Green City In The Sun
By Sally Asante
The usual snarl of traffic was today almost belligerent. Drivers blasted horns, shouted profanities, and gestured rudely from open windows as the logjam of cars snaked its way through the verdant neighborhoods overrun with pedestrians.
Max checked his watch, his frustration mounting. Ten days earlier, his brother, Willie, had been Medevacked to Kenya, having been found unconscious in his Lake Victoria villa. The doctors believed the intestinal knotting he had suffered would prove fatal. Max had immediately rushed to his side, hoping he would regain consciousness at least long enough to say goodbye.
“This traffic is insane,” Cole grumbled, pressing the brake. Again.
“Well, this is Nairobi,” Max said. “Look, sweetheart, sorry to abandon you, but I think I’d make better time on foot.”
“You go on. I’ll see you inside.” She rolled her eyes. “Eventually.”
When Max crested the hill, through the crowd he saw that the hospital gate, previously open, was now closed, and armed policemen stood guard. Catching the eye of one of the officers, he shouted, “I need to get in.”
The guard adjusted his rifle in a display of authority and shook his head. “Only authorized vehicles,” he shouted back.
Max’s eyes traveled over the hysterical mob and met those of a young man holding a child. “What’s going on?” he hollered.
“It’s the bombing.”
“Dear God! The hospital’s been bombed?”
“Not the hospital, the U.S. embassy. Bombed this morning.”
Stunned, Max made his way back to the car. “Cole, it’s utter chaos ahead. The U.S. Embassy was bombed this morning. They won’t let us through.”
In search of comprehension, Cole’s mind fought through this staggering report. “Hang on,” she managed to say. “Let’s give it a try.”
At the gate, when the guard ordered her to turn around, she pled, “But I’m UN,” gesturing to the front of her car. He stepped around, saw the instantly recognizable license plate, and motioned for assistance. While two guards held back the mob, he eased the gate open just enough for her to pass through.
Nowhere else to park, she pulled onto the lawn, and they got out and headed inside. Behind them, wailing from the morgue filled the thick air.
The broad hallways were lined with gurneys, two deep, where the wounded lay, some silent, others moaning, clutching injuries. In the ICU the aide Max had hired to sit with Willie was nowhere to be seen, and squeezed into the cubicle were two additional beds occupied by survivors of the explosions.
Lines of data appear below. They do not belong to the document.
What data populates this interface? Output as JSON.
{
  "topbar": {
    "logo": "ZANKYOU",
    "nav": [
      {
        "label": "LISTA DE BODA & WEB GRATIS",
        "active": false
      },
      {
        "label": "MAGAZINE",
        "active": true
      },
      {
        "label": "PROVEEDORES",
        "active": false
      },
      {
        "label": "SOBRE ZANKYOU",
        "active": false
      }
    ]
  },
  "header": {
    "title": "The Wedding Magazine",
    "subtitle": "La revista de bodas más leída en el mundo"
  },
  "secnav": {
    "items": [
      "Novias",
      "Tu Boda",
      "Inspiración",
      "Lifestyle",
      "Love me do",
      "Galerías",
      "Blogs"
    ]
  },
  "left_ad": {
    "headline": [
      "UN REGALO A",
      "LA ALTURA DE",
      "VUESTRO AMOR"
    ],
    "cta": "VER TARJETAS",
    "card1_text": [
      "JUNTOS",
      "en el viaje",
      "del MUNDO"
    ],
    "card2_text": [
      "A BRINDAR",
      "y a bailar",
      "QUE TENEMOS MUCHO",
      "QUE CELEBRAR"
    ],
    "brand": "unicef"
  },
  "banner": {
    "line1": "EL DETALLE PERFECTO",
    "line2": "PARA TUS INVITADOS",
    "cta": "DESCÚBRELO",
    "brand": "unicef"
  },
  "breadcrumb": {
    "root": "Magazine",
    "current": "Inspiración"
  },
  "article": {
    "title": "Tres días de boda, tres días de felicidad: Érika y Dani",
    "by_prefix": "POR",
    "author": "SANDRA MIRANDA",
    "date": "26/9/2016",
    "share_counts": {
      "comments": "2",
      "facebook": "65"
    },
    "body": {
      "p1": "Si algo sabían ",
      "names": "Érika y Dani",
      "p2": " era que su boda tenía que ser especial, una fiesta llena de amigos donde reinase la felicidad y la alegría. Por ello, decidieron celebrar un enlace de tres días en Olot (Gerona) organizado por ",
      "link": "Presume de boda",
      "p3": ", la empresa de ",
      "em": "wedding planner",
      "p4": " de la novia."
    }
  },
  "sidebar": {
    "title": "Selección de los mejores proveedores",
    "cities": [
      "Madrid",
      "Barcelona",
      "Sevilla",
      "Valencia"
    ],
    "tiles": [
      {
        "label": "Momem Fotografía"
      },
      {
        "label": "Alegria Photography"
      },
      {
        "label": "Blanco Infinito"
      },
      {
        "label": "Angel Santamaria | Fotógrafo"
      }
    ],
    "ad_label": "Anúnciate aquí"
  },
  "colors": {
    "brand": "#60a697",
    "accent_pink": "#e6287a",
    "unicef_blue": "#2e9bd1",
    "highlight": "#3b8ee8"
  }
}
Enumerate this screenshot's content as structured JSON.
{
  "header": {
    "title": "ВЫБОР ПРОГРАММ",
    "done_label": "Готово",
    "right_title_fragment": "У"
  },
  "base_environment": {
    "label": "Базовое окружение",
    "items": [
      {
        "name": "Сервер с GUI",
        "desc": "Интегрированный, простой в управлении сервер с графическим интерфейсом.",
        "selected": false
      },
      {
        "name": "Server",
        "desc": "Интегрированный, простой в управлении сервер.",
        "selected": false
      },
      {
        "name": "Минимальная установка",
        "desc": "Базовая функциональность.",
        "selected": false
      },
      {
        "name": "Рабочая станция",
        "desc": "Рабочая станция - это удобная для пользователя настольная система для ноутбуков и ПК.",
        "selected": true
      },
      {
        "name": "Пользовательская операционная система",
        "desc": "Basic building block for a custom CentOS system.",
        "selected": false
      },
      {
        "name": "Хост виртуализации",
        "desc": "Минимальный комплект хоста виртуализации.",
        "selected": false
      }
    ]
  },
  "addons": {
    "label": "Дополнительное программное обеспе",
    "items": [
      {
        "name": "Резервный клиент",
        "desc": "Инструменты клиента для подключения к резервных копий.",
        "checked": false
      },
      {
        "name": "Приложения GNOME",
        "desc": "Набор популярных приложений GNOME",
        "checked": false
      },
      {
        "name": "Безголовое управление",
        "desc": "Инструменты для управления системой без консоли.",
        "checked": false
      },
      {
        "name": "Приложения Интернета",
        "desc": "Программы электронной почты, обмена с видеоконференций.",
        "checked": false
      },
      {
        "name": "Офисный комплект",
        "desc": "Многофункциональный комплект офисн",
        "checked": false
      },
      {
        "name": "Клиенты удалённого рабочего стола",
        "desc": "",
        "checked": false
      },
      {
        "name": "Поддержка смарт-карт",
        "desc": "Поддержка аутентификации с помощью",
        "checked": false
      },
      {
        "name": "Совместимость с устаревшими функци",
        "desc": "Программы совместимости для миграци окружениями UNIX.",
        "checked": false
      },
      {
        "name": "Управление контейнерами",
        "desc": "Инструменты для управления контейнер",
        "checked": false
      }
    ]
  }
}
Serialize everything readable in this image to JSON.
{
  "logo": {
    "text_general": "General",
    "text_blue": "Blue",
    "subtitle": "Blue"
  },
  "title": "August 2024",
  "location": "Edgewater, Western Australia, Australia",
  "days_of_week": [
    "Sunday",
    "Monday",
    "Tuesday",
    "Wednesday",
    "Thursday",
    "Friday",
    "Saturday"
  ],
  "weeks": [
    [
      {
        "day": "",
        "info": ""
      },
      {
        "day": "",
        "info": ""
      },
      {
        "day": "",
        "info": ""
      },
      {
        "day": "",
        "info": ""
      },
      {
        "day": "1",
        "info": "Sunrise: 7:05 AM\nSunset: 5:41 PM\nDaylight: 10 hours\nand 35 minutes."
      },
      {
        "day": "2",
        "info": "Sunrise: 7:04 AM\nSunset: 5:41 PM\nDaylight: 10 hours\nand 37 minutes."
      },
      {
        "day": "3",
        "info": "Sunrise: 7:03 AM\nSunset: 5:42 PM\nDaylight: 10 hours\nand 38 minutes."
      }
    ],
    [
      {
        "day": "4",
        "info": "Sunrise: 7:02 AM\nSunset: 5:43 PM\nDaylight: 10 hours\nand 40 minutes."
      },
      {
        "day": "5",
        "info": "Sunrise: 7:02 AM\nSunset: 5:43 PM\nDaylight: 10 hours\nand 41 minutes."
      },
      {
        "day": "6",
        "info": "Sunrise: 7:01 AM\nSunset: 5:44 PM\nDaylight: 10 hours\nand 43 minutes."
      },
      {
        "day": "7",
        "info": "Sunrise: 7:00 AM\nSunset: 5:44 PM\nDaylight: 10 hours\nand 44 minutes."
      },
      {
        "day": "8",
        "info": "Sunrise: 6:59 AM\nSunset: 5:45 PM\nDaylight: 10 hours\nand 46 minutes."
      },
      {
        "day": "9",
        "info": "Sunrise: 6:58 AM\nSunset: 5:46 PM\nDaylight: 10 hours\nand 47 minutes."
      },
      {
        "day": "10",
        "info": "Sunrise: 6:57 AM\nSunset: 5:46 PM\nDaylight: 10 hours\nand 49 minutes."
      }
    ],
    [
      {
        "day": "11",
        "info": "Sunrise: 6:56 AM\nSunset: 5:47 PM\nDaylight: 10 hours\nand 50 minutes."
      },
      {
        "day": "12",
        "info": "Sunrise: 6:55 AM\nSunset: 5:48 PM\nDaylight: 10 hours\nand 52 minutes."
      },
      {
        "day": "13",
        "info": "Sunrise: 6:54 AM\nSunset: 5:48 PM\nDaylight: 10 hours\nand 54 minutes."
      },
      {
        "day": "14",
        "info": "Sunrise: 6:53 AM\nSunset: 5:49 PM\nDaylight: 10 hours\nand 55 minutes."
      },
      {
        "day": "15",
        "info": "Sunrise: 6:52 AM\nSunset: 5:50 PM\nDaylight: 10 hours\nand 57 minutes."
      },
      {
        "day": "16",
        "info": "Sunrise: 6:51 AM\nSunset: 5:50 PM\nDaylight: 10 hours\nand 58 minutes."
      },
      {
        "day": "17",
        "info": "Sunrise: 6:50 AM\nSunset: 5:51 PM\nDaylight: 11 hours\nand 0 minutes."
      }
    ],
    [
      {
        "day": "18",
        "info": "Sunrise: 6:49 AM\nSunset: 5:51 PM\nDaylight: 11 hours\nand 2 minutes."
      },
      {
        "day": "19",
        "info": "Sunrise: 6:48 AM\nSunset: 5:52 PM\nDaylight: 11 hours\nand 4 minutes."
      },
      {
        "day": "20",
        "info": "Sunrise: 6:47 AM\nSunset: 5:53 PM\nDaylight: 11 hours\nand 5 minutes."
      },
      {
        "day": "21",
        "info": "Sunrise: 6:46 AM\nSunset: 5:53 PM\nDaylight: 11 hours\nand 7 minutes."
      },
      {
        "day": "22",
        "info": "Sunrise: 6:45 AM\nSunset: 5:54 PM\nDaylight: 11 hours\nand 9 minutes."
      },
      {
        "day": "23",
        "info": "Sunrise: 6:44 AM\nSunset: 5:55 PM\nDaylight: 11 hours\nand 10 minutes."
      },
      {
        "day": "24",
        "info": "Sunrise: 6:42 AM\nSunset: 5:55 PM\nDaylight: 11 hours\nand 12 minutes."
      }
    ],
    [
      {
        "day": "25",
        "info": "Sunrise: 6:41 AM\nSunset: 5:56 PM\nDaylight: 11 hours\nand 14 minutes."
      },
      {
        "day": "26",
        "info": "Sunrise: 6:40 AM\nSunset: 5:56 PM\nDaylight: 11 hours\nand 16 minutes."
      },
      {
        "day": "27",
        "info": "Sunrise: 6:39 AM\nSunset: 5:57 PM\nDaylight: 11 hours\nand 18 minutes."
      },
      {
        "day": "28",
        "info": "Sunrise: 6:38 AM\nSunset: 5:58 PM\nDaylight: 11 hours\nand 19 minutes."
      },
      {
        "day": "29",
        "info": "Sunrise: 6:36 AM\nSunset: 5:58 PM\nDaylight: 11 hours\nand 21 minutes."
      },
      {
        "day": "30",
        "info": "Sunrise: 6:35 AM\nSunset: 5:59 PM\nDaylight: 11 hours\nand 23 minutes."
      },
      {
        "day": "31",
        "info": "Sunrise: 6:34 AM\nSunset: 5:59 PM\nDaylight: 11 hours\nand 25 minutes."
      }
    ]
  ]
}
One’s entire head was wrapped in gauze. A breathing tube was threaded through its folds and attached to a machine that soughed rhythmically next to his bed. The other, his chest bound in blood-tinged dressings, strained for air. Tenderly, Cole stroked his brow while a nurse explained that many had suffered injuries when they rushed to windows to see the source of the blast, only to have been blinded as glass shards ripped into faces and skulls when the second explosion went off. She said that the death toll already exceeded two hundred.
Max shook his head in commiseration, then turned toward his brother. “Any change?” he asked. The nurse said no, and added that a priest was in the building, administering last rites.
Without a whisper, Willie died shortly before midnight. Max’s eyes spilled over as he clung to Cole in what seemed utter defeat. When he turned to leave, she hesitated.
“I can’t go, Max. They’re here because they worked…” Her voice cracked. “…because they worked in my embassy. I’ll catch up with you.”
Max tended to bureaucratic paperwork and was returning to the ICU when he met Cole. “They’re gone,” she said. “Their loved ones never came.”
“So sorry, sweetheart. What an awful day for us all.”
They spent a sleepless night at the Norfolk Hotel, with Max recounting fond “remember-whens” of his big brother. Then, over breakfast Cole said that although she wanted to stay, she had court the next day, and she hoped he understood. Max said he did, shaking his head yes-no in that way only Indians can, and that he’d come home once the necessary arrangements had been made. In the porte-cochere they shared a lingering embrace, then he watched her drive away.
Cole rode past Uhuru Park, a sparkle in its winter green, then joined the open road. She had just passed Jomo Kenyatta Airport when she pulled off-road beside a bus stop. “Jambo, Sister. Would you like a lift?”
The obsidian-black nun grinned, revealing teeth as flawless as honesty. “And a fine hello to you, child. I’m most grateful.” She placed her valise in the backseat and climbed in. Once settled, she asked, “Are you a Christian, dear?”
“I am not,” replied Cole.
“Ah, but you do believe in God, yes?”
The question hung as Cole’s thoughts drifted to the hospital, then to the UN tribunal, in Arusha, Tanzania, a four-hour drive south, where her days were spent in the courtroom, mere feet from men accused of masterminding the 1994 Rwandan genocide that claimed the lives of almost a million, nearly all by machete. Then, her gaze found the fearless equatorial sky and the unparalleled African landscape, gifts of immeasurable proportions.
“Yes,” Cole said, “I suppose I do. On a day like today, it’s hard not to.”